**WHAT YOU WILL DO:** Go through the records and report each line in which the word "author" occurs.

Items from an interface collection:
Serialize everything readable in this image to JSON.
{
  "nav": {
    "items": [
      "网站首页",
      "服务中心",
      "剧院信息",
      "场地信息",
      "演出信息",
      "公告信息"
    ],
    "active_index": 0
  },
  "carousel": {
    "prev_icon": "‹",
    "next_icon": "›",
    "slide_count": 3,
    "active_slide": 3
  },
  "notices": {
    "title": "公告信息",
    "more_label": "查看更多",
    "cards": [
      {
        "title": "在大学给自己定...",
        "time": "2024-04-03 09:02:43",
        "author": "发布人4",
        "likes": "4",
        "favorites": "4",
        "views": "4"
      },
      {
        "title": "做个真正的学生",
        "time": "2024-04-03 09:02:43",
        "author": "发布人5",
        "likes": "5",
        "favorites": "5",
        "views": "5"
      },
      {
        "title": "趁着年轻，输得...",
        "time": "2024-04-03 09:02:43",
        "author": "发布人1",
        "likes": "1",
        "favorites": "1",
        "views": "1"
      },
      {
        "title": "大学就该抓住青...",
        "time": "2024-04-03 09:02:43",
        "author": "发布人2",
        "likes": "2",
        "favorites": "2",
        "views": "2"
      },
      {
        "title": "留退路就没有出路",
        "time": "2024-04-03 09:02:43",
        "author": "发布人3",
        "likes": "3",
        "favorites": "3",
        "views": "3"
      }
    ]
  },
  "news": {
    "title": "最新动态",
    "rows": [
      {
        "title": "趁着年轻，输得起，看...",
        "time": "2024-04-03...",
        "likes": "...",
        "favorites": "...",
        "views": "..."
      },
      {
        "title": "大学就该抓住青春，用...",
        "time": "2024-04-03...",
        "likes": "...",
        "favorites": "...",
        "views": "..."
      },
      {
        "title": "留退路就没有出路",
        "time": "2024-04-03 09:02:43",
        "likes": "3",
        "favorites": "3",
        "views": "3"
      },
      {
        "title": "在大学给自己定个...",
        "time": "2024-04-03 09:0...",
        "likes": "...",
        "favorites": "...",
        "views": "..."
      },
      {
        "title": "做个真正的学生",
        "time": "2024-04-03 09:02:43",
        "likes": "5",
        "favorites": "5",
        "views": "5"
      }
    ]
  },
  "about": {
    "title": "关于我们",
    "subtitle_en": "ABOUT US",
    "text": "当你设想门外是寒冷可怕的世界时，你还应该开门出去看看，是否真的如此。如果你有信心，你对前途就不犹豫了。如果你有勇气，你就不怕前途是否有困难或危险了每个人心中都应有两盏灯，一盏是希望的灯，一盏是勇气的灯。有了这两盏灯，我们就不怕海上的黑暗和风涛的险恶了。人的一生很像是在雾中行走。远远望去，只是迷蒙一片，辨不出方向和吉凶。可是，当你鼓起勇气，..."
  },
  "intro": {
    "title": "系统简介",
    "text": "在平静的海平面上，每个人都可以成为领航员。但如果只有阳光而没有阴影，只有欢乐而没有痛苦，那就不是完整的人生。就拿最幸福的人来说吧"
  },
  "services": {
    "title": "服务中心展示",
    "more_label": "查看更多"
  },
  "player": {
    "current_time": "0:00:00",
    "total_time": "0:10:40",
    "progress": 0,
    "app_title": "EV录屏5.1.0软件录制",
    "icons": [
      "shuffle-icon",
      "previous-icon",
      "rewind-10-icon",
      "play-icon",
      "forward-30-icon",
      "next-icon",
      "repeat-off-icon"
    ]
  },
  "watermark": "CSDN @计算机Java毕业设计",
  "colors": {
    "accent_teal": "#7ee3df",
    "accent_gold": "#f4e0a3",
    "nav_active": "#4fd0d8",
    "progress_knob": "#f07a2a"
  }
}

**RESPONSE AREA:**
        "author": "发布人4",
        "author": "发布人5",
        "author": "发布人1",
        "author": "发布人2",
        "author": "发布人3",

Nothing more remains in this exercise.